With apologies to Homer…..
Sing, O goddess, the anger of Columbia footballers, like the Wrath of Achilles, that brought ills upon Wagner in fulfillment of the will of the gridiron gods.
Or something heavy like that, as a way to begin the tale of a team that had lost 24 consecutive games before last weekend; the epic struggle for a school that hasn’t experienced a winning record in the sport since 1996—and has enjoyed only two seasons above .500 in the past 42 years. The siege of Columbia football sounds like something out of the Iliad—a book, by the way, that is required reading for all Columbia freshman.
In fact, it was before long-suffering Columbia’s 26-3 victory over Wagner that Columbia’s senior defensive lineman Hunter Little mused to WNYC radio’s Ilya Marritz, “There is something to be said for glory. I don’t know if I can speak so much for Homer as someone like Achilles, or any of the heroes that followed him….
“There’s something to be said,” Little judged, “for being out on a Saturday, and playing a game, and being in the moment, and making a great play.”
Marritz has been narrating a weekly podcast called “The Season,” detailing Columbia’s latest attempt to rise from the gridiron ashes. It is an engaging series, and Marritz declares himself “bizarrely interested” in Columbia football, an enterprise that historically has demonstrated it is easier for a camel to pass through the eye of a needle than for the Lions to enter into some grid paradise.
In the last 80 years, since Columbia’s 1934 Rose Bowl victory over Stanford, it has won one league title (in 1961). From 1983 to 1988, Columbia lost a major-college record 44 consecutive games. Its futility was so beyond human understanding that, after it turned a 17-0 lead into a 49-17 loss to Harvard in the first game of the 1985 season, its first-year coach, Jim Garrett, publicly dismissed his players as “drug-addicted losers.”
Garrett had just arrived at Columbia after 20 years working as assistant and head coach in the pros, but immediately demonstrated how overmatched he was in the Columbia job.

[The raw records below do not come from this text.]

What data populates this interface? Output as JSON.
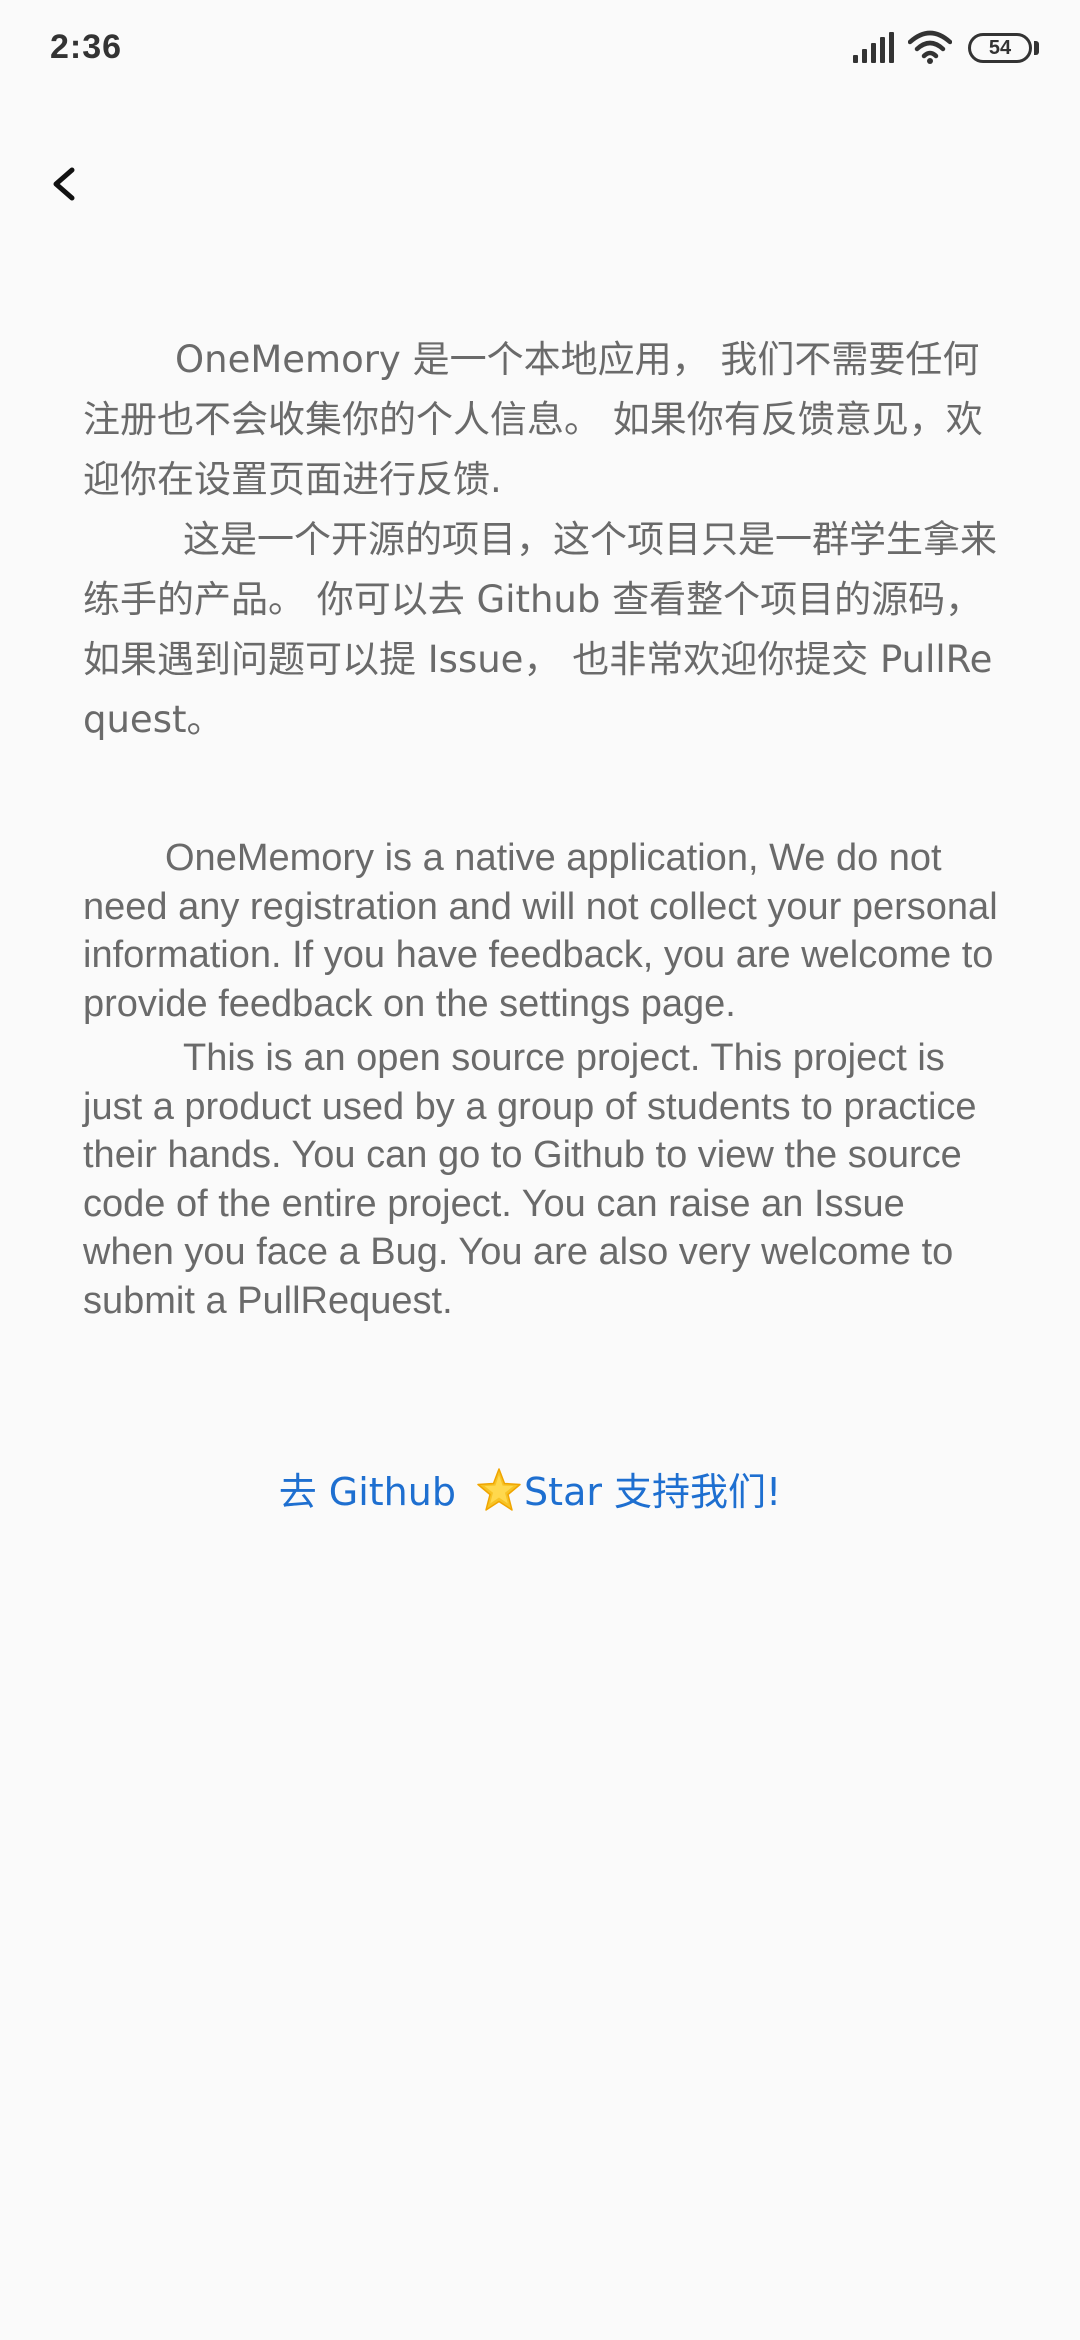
{
  "status_bar": {
    "time": "2:36",
    "battery": "54"
  },
  "navigation": {
    "back_icon": "chevron-left-icon"
  },
  "about": {
    "chinese_paragraphs": [
      "OneMemory 是一个本地应用， 我们不需要任何注册也不会收集你的个人信息。 如果你有反馈意见，欢迎你在设置页面进行反馈.",
      "这是一个开源的项目，这个项目只是一群学生拿来练手的产品。 你可以去 Github 查看整个项目的源码， 如果遇到问题可以提 Issue， 也非常欢迎你提交 PullRequest。"
    ],
    "english_paragraphs": [
      "OneMemory is a native application, We do not need any registration and will not collect your personal information. If you have feedback, you are welcome to provide feedback on the settings page.",
      "This is an open source project. This project is just a product used by a group of students to practice their hands. You can go to Github to view the source code of the entire project. You can raise an Issue when you face a Bug. You are also very welcome to submit a PullRequest."
    ]
  },
  "github_link": {
    "prefix": "去 Github ",
    "star_icon": "star-icon",
    "suffix": "Star 支持我们!"
  },
  "colors": {
    "background": "#fafafa",
    "body_text": "#6a6a6a",
    "link": "#1e6fd0",
    "star": "#f7c325"
  }
}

“One adversity comes and—bang!—they’re right back in the sewer,” Garrett fumed after a single game. He somehow was allowed to stay the rest of that 0-10 season before being sent on his way. (When he went, he made sure that his three sons on the Columbia team transferred to Princeton. One of them, Jason, is these days coach of the Dallas Cowboys.)
Nineteen additional lost games after Garrett—two full seasons—Columbia was leading Brown, 16-12, with one minute to play. Brown, after advancing to the Columbia 9-yard line, fumbled and Columbia appeared to recover, which would have ended that gruesome losing streak at 40. It was a brutally cold late November afternoon, with a wind chill of 8 degrees in Providence, R.I., the kind of weather legendary sportswriter Red Smith once described as “a perfect day for football—too cold for the fans and too cold for the players.”
Yet Columbia at last was poised to triumph. Over the elements. Over a favored team. Over daunting odds.
Until the officials ruled that Brown had retained possession.
On the next play, a fourth down-and-two, the second-string Brown quarterback squirted through a small hole in the Columbia defense and scored. And Columbia lost yet again: The story of the school’s football Trojan War. Many a brave soul did it send hurrying down to Hades, and many a hero did it yield as prey to dogs and vultures….
Jordan Sprechman was a Columbia student at that time, and threatened to write a book he said he would call, “At Least Soccer Won.” Now a lawyer for J.P. Morgan Chase in Manhattan who moonlights as an official scorer at Major League Baseball games and as statistician with the New York Jets and, of course, Columbia football, Sprechman explained this week that, “My experience as an undergrad and in law school at Columbia was that the football team won five games in seven years. The soccer team won the Ivy League title all seven years.”
Naturally, during last weekend’s surreal turn of events, that rare Columbia victory over Wagner, Sprechman was crunching numbers in the press box. “You can look at it two ways,” he said. “We’ve won one in a row. Or we’ve lost 24 of the last 25.” Against Penn this week, he puts Columbia’s changes as “less than 25 percent.”
It’s not war, or course. Just football. There is every chance that Columbia’s lads, soon to be sent forth with Ivy League degrees, will find fulfilling, financially rewarding work to even the score in another phase of life. But there’s something to be said for a little football glory.